Having cable television in our homes, giving us a vast selection of channels from which to choose, is a given condition for the vast majority of us today. I can remember in my early years it was not like that. We had the three networks and a few local channels. A Black face on television doing something productive was very few and far between. When the great singer Nat King Cole got his own television show we were all so proud. Our music was available to us and we were indeed becoming a valuable part of American culture. Gone are those simple years that discounted and downplayed Black intellect, talent and culture.
It was 1948, when entrepreneurs would introduce cable television to three markets - Arkansas, Oregon and Pennsylvania. They would service the mountain areas of these states where normal television signals were extremely difficult to pick up. In just 4 years, there were 70 cable systems servicing over 14,000 households. By the 1960’s, there were over 850,000 households and 800 cable providers. This was phenomenal growth but was seen as a great threat to the local television owners. They convinced the federal government (Congress and the Federal Communications Commission – FCC) to slow the pace down and bring in tighter controls through enhanced regulation.
Cable television hit an anemic growth rate throughout the 1960’s because of the above obstacle.

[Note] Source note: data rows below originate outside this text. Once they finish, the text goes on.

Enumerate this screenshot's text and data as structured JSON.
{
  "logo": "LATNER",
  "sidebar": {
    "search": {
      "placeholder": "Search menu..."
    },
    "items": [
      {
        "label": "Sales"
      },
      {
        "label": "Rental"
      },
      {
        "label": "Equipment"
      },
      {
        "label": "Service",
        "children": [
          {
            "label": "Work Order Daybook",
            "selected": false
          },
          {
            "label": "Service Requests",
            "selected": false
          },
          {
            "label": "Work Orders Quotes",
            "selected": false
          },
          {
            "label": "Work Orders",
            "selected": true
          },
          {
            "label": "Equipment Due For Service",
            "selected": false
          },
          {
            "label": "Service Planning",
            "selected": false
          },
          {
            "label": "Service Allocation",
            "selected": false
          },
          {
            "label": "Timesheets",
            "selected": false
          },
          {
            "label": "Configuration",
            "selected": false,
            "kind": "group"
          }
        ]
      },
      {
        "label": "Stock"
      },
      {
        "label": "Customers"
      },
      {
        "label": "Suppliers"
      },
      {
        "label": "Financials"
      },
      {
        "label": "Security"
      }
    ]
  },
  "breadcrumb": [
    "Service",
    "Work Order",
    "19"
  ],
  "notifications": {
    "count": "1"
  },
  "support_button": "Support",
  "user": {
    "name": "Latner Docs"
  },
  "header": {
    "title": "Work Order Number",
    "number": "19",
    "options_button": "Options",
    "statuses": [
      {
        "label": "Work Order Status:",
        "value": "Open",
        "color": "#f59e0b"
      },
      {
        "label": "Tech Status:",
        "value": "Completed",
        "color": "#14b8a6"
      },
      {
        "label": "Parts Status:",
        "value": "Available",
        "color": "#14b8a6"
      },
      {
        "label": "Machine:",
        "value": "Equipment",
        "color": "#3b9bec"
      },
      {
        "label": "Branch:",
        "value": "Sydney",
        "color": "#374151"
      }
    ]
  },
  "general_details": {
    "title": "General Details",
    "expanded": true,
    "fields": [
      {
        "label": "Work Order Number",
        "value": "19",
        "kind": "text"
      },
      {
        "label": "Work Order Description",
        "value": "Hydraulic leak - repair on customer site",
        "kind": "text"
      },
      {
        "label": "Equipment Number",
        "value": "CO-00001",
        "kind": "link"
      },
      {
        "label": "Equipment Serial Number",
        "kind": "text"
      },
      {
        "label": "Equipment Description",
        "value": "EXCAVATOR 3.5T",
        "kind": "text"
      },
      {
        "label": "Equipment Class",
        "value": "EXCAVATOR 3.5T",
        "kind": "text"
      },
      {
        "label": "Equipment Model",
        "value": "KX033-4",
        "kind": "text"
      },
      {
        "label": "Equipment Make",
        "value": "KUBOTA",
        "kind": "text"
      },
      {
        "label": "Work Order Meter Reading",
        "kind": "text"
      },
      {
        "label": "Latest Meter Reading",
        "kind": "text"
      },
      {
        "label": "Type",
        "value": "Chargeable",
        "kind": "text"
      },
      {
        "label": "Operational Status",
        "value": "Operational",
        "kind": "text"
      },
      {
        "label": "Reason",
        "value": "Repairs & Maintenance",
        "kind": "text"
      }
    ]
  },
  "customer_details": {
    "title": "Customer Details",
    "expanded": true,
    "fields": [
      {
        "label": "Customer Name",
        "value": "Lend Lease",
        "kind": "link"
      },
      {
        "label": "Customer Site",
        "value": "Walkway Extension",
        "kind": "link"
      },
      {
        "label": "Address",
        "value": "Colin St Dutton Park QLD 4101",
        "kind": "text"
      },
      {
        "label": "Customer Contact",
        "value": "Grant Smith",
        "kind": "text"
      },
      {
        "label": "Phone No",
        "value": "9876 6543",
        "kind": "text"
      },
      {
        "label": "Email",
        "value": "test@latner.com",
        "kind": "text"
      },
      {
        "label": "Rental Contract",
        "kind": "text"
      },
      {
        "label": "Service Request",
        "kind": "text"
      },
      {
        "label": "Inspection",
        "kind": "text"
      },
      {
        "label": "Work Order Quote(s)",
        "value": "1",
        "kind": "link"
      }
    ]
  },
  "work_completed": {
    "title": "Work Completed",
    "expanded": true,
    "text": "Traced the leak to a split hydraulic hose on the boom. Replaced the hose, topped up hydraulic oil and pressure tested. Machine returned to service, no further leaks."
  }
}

They would limit cable operators offering movies, sporting events and syndicated programming. It was actually an assault on freedom of speech. Please keep in mind that the cable growth was coming from private funds. There was not a drop of government money. This was true Americana as the founders of our government intended.
The FCC was, in fact, a prohibitive entity to the growth of this new technology which targeted information, entertainment and thought.

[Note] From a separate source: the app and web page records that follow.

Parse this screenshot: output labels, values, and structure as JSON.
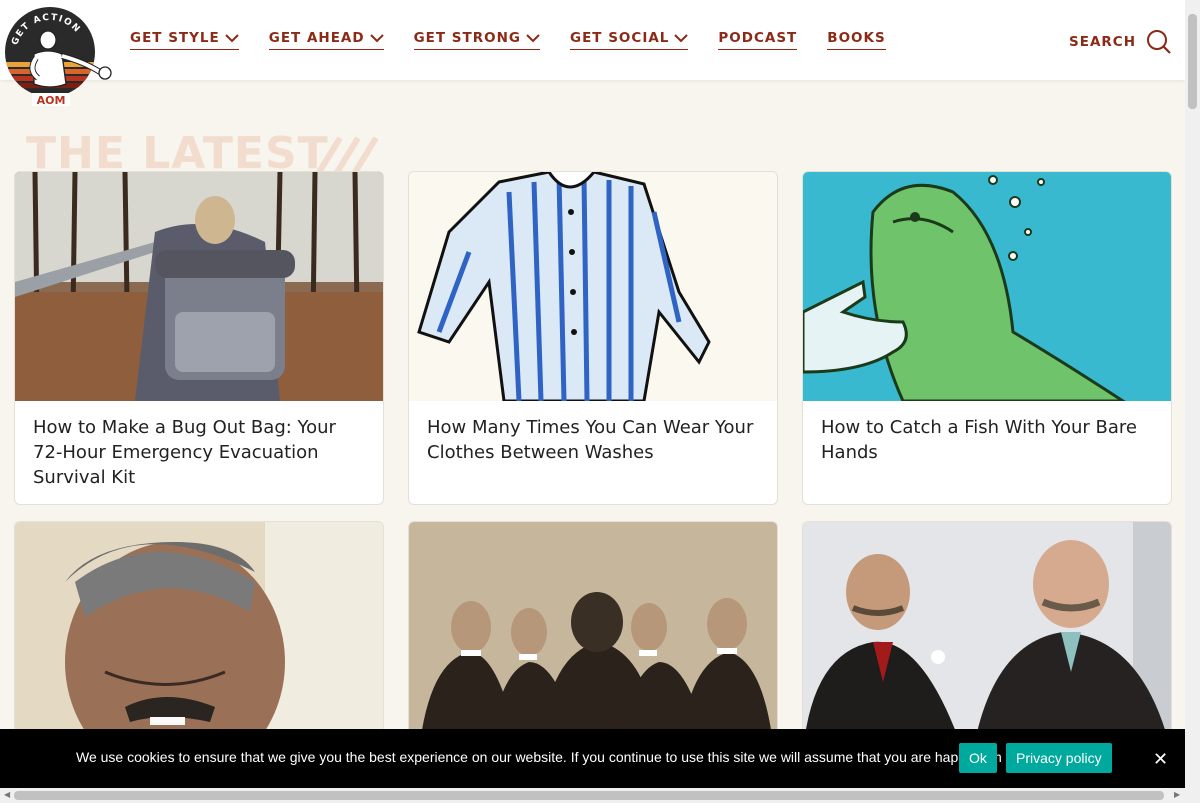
{
  "logo": {
    "arc_text": "GET ACTION",
    "letters": "AOM"
  },
  "nav": {
    "items": [
      {
        "label": "GET STYLE",
        "dropdown": true
      },
      {
        "label": "GET AHEAD",
        "dropdown": true
      },
      {
        "label": "GET STRONG",
        "dropdown": true
      },
      {
        "label": "GET SOCIAL",
        "dropdown": true
      },
      {
        "label": "PODCAST",
        "dropdown": false
      },
      {
        "label": "BOOKS",
        "dropdown": false
      }
    ],
    "search_label": "SEARCH"
  },
  "section": {
    "title": "THE LATEST"
  },
  "cards": [
    {
      "title": "How to Make a Bug Out Bag: Your 72-Hour Emergency Evacuation Survival Kit",
      "image": "man-with-backpack-in-woods"
    },
    {
      "title": "How Many Times You Can Wear Your Clothes Between Washes",
      "image": "striped-shirt-illustration"
    },
    {
      "title": "How to Catch a Fish With Your Bare Hands",
      "image": "hand-and-fish-illustration"
    },
    {
      "title": "",
      "image": "man-sleeping-with-mouth-tape"
    },
    {
      "title": "",
      "image": "vintage-men-with-mustaches"
    },
    {
      "title": "",
      "image": "roosevelt-and-taft"
    }
  ],
  "cookie": {
    "message": "We use cookies to ensure that we give you the best experience on our website. If you continue to use this site we will assume that you are happy with it.",
    "ok_label": "Ok",
    "privacy_label": "Privacy policy",
    "close_label": "✕"
  },
  "colors": {
    "brand": "#8b2a16",
    "accent": "#00a99d",
    "background": "#f7f5ee"
  }
}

Champions of the upstart cable industry finally convinced the government authorities to lessen the blockage they created and let this valuable technology grow and become available to the American marketplace. The demand should determine if it should expand and the demand was about to blow up to incredible levels. The creation of satellite technology along with friendlier regulation caused a spike in available capital. Great American entrepreneurs like Jack Kent Cooke, Charles Dolan and Ted Turner would gather the needed capital and revolutionize programming based on the demands of the American consumer. By 1980, nearly sixteen million households were subscribing to cable companies.
As these entrepreneurs began to populate and jobs were being created exponentially, Black Americans found that they were included. The newly formed cable companies knew they had to be inclusive. Cable companies were coming with diversity in the entertainment and ownership industry. The late Mayor Coleman Young of Detroit and past D.C. Mayor Marion Barry along with other vanguard Black mayors in the nation demanded Black ownership participation. Two notable beneficiaries of this new opportunity were the late Don Barden of Detroit and Robert Johnson of Washington, D.C. (BET).
As cable progressed and the more successful ventures became multi-billion dollar empires, telecom giants such as Verizon and AT&T have joined the industry which includes Comcast, Cox and others and provide great competition in our larger markets which ensures competitive pricing and even more jobs and careers with very diverse populations. The largest union in telecommunications is the Communication Workers of America (CWA). It is likely the most diverse union and has been very fair when it comes to African American workers. Management at all of these cable providers has an appreciable share of Black participation.
Black produced movies, talk shows, history segments, news and individually owned channels exist today and that is a very good thing. It is without any doubt in my mind this is the greatest industry sector for economic opportunity amongst Black Americans. Stories like this keep America great and strong.
To keep this story growing it becomes very important that regulating authorities at the local and federal level realize that regulations must support free enterprise, encourage private capital and promote diversity. The best model for this is the Cable Story.
Harry C. Alford is the co-founder, President and CEO of the National Black Chamber of Commerce.